====== Supplied data

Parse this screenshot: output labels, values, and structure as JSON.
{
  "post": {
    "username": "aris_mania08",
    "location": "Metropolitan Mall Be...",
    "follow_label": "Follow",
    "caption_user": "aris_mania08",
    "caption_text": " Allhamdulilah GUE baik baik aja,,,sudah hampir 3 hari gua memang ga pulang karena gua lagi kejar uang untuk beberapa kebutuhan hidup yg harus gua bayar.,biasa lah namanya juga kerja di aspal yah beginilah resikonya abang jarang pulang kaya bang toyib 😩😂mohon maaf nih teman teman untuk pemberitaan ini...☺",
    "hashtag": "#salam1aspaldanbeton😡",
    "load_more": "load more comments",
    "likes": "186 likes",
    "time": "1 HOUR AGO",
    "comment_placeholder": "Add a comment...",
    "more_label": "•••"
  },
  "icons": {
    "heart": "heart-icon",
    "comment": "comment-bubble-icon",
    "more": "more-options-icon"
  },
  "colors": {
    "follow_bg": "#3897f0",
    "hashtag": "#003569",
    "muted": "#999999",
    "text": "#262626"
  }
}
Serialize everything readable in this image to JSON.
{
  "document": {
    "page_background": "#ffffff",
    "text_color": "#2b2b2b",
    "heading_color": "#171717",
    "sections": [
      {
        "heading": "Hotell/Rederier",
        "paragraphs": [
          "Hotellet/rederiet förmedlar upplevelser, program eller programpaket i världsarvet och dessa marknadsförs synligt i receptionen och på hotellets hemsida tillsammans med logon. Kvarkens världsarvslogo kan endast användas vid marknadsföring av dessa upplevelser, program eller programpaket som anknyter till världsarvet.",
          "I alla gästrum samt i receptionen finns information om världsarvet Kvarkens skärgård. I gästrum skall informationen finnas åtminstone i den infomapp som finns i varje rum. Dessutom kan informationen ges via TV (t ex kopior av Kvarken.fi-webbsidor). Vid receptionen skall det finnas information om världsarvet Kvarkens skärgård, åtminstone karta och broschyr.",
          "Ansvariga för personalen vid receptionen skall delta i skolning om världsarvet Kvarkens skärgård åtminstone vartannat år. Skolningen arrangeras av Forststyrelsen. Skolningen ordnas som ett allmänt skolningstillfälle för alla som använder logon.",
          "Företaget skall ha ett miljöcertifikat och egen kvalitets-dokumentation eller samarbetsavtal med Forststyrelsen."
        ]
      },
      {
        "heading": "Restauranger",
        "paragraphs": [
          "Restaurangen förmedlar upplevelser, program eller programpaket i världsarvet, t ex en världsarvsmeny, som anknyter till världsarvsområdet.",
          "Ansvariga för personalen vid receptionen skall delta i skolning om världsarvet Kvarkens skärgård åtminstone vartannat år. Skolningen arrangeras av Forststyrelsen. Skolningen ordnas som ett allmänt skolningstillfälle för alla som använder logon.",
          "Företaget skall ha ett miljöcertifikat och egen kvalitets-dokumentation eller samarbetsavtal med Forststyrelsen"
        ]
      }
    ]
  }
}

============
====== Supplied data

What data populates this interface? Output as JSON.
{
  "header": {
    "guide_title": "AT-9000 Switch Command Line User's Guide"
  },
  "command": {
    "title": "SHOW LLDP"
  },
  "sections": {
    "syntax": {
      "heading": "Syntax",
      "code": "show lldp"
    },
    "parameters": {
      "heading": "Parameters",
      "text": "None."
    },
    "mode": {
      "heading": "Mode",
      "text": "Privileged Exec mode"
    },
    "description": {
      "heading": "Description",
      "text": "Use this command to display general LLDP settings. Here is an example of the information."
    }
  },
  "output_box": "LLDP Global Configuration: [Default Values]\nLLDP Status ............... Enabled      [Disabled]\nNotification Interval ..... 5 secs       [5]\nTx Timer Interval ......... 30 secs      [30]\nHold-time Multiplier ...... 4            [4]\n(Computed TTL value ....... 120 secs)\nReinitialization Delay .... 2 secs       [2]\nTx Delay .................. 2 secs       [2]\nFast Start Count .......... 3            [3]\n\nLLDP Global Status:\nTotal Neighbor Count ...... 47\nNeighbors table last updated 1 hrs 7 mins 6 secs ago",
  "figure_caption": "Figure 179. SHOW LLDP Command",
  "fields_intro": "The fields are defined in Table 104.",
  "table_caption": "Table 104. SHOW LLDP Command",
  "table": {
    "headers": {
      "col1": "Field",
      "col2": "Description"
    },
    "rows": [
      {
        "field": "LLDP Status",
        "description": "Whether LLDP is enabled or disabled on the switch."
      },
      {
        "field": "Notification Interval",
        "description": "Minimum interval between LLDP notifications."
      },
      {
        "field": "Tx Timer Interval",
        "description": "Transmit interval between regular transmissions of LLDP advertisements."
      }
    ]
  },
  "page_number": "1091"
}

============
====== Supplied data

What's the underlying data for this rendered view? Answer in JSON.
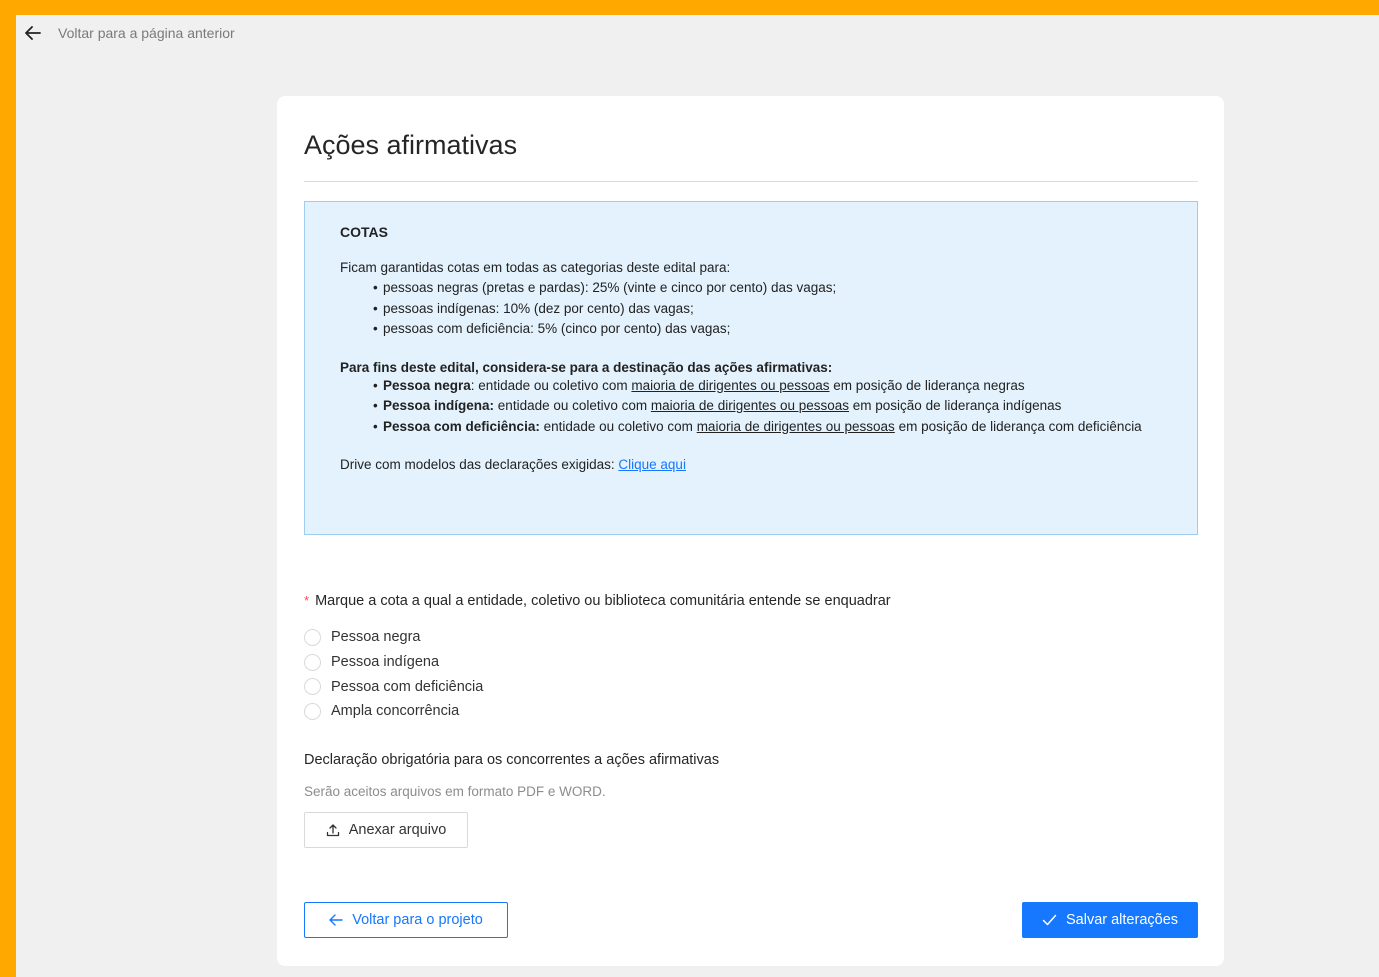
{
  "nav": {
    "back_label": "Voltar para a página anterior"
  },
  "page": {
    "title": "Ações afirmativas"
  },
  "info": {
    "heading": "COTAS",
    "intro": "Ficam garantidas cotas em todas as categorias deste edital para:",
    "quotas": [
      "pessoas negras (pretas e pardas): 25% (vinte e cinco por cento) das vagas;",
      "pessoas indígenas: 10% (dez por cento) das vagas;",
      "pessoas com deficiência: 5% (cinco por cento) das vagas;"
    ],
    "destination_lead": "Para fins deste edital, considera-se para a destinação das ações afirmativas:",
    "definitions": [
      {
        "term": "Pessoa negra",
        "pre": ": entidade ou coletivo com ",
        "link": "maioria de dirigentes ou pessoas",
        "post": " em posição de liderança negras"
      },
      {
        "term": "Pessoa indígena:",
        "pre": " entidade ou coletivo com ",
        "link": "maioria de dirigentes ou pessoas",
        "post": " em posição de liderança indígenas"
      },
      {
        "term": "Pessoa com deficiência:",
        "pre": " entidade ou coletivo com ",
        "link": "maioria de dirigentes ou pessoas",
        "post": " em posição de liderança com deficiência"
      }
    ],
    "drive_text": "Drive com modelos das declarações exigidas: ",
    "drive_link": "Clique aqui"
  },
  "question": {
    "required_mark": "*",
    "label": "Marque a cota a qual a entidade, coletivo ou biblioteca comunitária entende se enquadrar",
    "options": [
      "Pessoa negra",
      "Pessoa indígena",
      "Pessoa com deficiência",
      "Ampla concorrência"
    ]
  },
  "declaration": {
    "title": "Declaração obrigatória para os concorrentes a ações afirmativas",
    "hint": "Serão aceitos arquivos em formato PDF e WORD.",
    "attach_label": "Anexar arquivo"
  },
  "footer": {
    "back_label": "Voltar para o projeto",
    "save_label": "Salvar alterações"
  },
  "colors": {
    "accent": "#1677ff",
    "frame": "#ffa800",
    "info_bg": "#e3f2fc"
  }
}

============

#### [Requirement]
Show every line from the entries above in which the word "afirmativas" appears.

#### [The answer]
    "title": "Ações afirmativas"
    "destination_lead": "Para fins deste edital, considera-se para a destinação das ações afirmativas:",
    "title": "Declaração obrigatória para os concorrentes a ações afirmativas",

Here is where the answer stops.